Music dominates the life of Rostyslav Hrebinjak. The 30-year-old is a professional musician. He sings tenor in the Kharkiv Prime Orchestra. Additionally, he’s the director of a music academy in Kharkiv, a city of 1.5 million in north-eastern Ukraine. Soon the spring tour is about to start. A nice outlook for the future.

This outlook is shattered to pieces by explosions in the night of February 24th. Bombs detonate in Kharkiv, missiles hit residential areas. The noise also jolts Rostyslav out of his sleep. He runs into the street and meets neighbours who are equally shocked and try to grasp what’s happening: war has come.

“I would never have thought that a peaceful country would just be invaded in the 21st century”, Rostyslav states. When the Russian military were amassing troops at the border nearby, he took some precautions, though. He talked to friends who live in a house with a basement. That provides at least some sort of protection. He drives there on the very same day. The three of them buy food supplies and stand in long lines to take out more money from the bank.

Kharkiv is targeted on a daily basis.

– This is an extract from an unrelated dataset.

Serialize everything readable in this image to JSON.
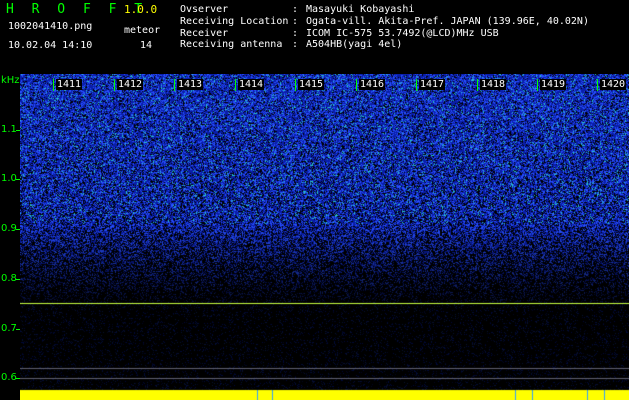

Mostly the outskirts are affected. A few days later, the Russian forces even advance into town. Rostyslav and his friends put together Molotov cocktails to defend themselves, but then Ukrainian forces push back the attackers.

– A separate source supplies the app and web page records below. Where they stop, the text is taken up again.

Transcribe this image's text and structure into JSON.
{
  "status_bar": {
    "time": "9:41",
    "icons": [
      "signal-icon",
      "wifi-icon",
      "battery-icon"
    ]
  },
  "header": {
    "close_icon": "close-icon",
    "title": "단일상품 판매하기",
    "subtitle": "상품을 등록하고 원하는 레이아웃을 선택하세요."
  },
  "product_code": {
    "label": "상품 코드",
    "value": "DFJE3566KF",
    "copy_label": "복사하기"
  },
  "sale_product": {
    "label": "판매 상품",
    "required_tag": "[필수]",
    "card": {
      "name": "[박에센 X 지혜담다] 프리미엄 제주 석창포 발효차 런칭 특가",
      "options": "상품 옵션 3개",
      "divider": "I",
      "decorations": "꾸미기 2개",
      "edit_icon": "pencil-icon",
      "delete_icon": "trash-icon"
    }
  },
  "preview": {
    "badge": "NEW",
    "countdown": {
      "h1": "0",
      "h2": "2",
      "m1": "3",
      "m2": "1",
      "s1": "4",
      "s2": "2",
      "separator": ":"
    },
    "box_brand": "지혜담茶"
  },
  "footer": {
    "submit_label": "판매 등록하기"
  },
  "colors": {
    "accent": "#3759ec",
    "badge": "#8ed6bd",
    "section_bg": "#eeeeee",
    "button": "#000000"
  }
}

At the beginning of March, the air raids intensify. The Russian army targets central buildings in the city. The three friends hold out in the apartment because the space in the basement is already crowded.

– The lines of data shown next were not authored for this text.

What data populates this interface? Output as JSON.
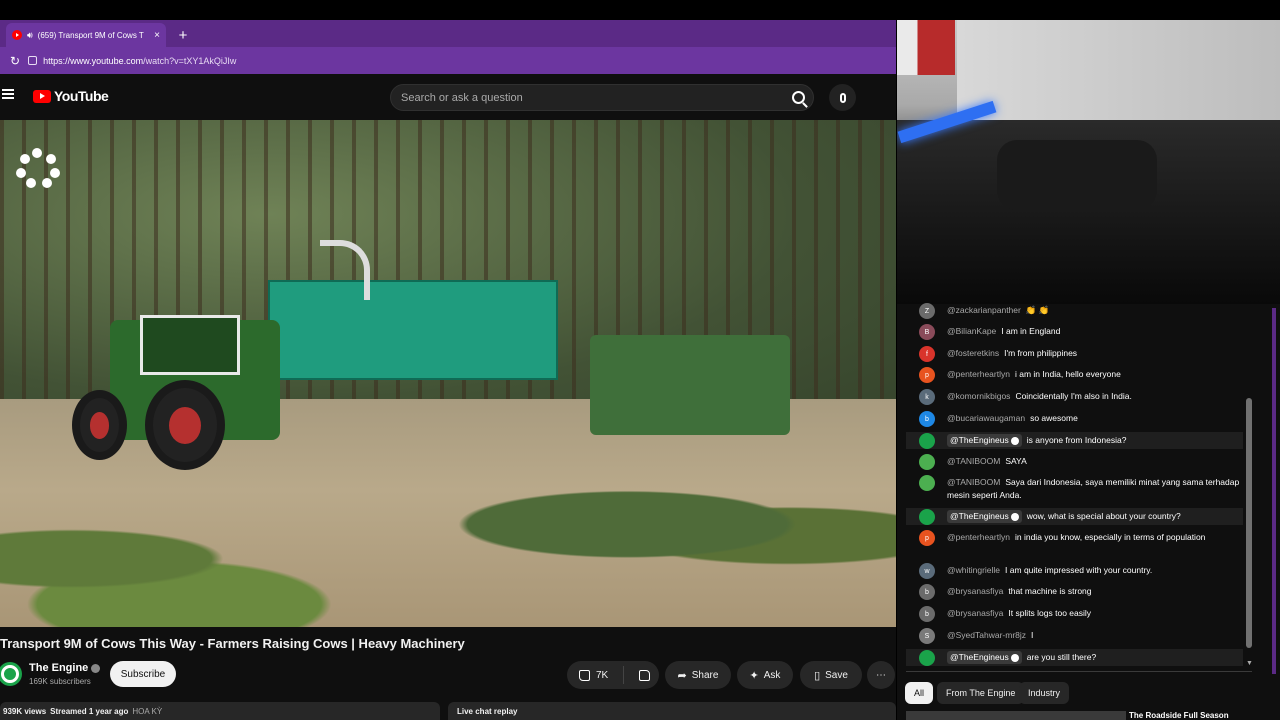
{
  "browser": {
    "tab_title": "(659) Transport 9M of Cows T",
    "tab_close": "×",
    "new_tab": "+",
    "url_host": "https://www.youtube.com",
    "url_path": "/watch?v=tXY1AkQiJIw"
  },
  "youtube": {
    "logo_text": "YouTube",
    "search_placeholder": "Search or ask a question"
  },
  "video": {
    "title": "Transport 9M of Cows This Way - Farmers Raising Cows | Heavy Machinery",
    "channel": "The Engine",
    "subscribers": "169K subscribers",
    "subscribe_label": "Subscribe",
    "likes": "7K",
    "share_label": "Share",
    "ask_label": "Ask",
    "save_label": "Save",
    "more_label": "⋯",
    "views": "939K views",
    "streamed": "Streamed 1 year ago",
    "location": "HOA KỲ",
    "chat_replay_label": "Live chat replay"
  },
  "chat": {
    "messages": [
      {
        "initial": "Z",
        "color": "#6b6b6b",
        "author": "@zackarianpanther",
        "text": "👏 👏",
        "owner": false
      },
      {
        "initial": "B",
        "color": "#8a4b5a",
        "author": "@BilianKape",
        "text": "I am in England",
        "owner": false
      },
      {
        "initial": "f",
        "color": "#d9342b",
        "author": "@fosteretkins",
        "text": "I'm from philippines",
        "owner": false
      },
      {
        "initial": "p",
        "color": "#e8531f",
        "author": "@penterheartlyn",
        "text": "i am in India, hello everyone",
        "owner": false
      },
      {
        "initial": "k",
        "color": "#5a6b7a",
        "author": "@komornikbigos",
        "text": "Coincidentally I'm also in India.",
        "owner": false
      },
      {
        "initial": "b",
        "color": "#1e88e5",
        "author": "@bucariawaugaman",
        "text": "so awesome",
        "owner": false
      },
      {
        "initial": "",
        "color": "#1aa34a",
        "author": "@TheEngineus",
        "text": "is anyone from Indonesia?",
        "owner": true
      },
      {
        "initial": "",
        "color": "#4caf50",
        "author": "@TANIBOOM",
        "text": "SAYA",
        "owner": false
      },
      {
        "initial": "",
        "color": "#4caf50",
        "author": "@TANIBOOM",
        "text": "Saya dari Indonesia, saya memiliki minat yang sama terhadap mesin seperti Anda.",
        "owner": false
      },
      {
        "initial": "",
        "color": "#1aa34a",
        "author": "@TheEngineus",
        "text": "wow, what is special about your country?",
        "owner": true
      },
      {
        "initial": "p",
        "color": "#e8531f",
        "author": "@penterheartlyn",
        "text": "in india you know, especially in terms of population",
        "owner": false
      },
      {
        "initial": "w",
        "color": "#5a6b7a",
        "author": "@whitingrielle",
        "text": "I am quite impressed with your country.",
        "owner": false
      },
      {
        "initial": "b",
        "color": "#6b6b6b",
        "author": "@brysanasfiya",
        "text": "that machine is strong",
        "owner": false
      },
      {
        "initial": "b",
        "color": "#6b6b6b",
        "author": "@brysanasfiya",
        "text": "It splits logs too easily",
        "owner": false
      },
      {
        "initial": "S",
        "color": "#7a7a7a",
        "author": "@SyedTahwar-mr8jz",
        "text": "I",
        "owner": false
      },
      {
        "initial": "",
        "color": "#1aa34a",
        "author": "@TheEngineus",
        "text": "are you still there?",
        "owner": true
      }
    ],
    "chips": [
      "All",
      "From The Engine",
      "Industry"
    ],
    "recommendation_title": "The Roadside Full Season"
  },
  "colors": {
    "browser_accent": "#6c36a0",
    "youtube_red": "#ff0000",
    "owner_green": "#1aa34a"
  }
}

The shock waves from the explosions are so strong that plaster falls from the ceiling.

In spite of all this, Rostyslav remains in Kharkiv. He gets involved in the civic defence of the city. He and his friends cook meals for Ukrainian soldiers. There are films on the internet showing how he and others practice giving first aid for victims of shot wounds.

“We have learned how to live with war”, he explains.

The orchestra, however, has different plans. The musicians are supposed to go on a tour abroad to raise awareness of the Ukrainian cause. It’s not easy to put that plan into practice. A lot of the orchestra’s musicians have already left Kharkiv and fled to Western Ukraine. Some haven’t even taken their instruments. The tour start gets postponed to late April, which is when the musicians are scheduled to meet in Lviv, close to the Polish border.

The journey on the train takes 21 hours. Rostyslav can’t remember the exact way the train went anymore, because there were too many air raids, stops, and detours on the way. The Prime Orchestra tour takes him to Poland and Latvia. He sings in Katowice and Warsaw. When they return to Ukraine on May 30th, the next tour has already been planned out. This time it takes them to Germany: Hanover, Einbeck, Osnabrück, and the State Music Academy in Wolfenbüttel are on the tour schedule. Poland is supposed to be next, but all concerts have been cancelled there.

After their show at the State Music Academy, the Orchestra’s fate is up in the air. Without further shows they are obliged to return to Ukraine. But the way that led them to Wolfenbüttel is not at its end just yet. Andre Volke and Henning Kramer, two volunteers in the local aid programme for Ukrainian refugees, start organising more shows, and the town administration is able to accommodate all 40 musicians in the same house. The outlook for Rostyslav and his music is getting brighter – at least for the next few months.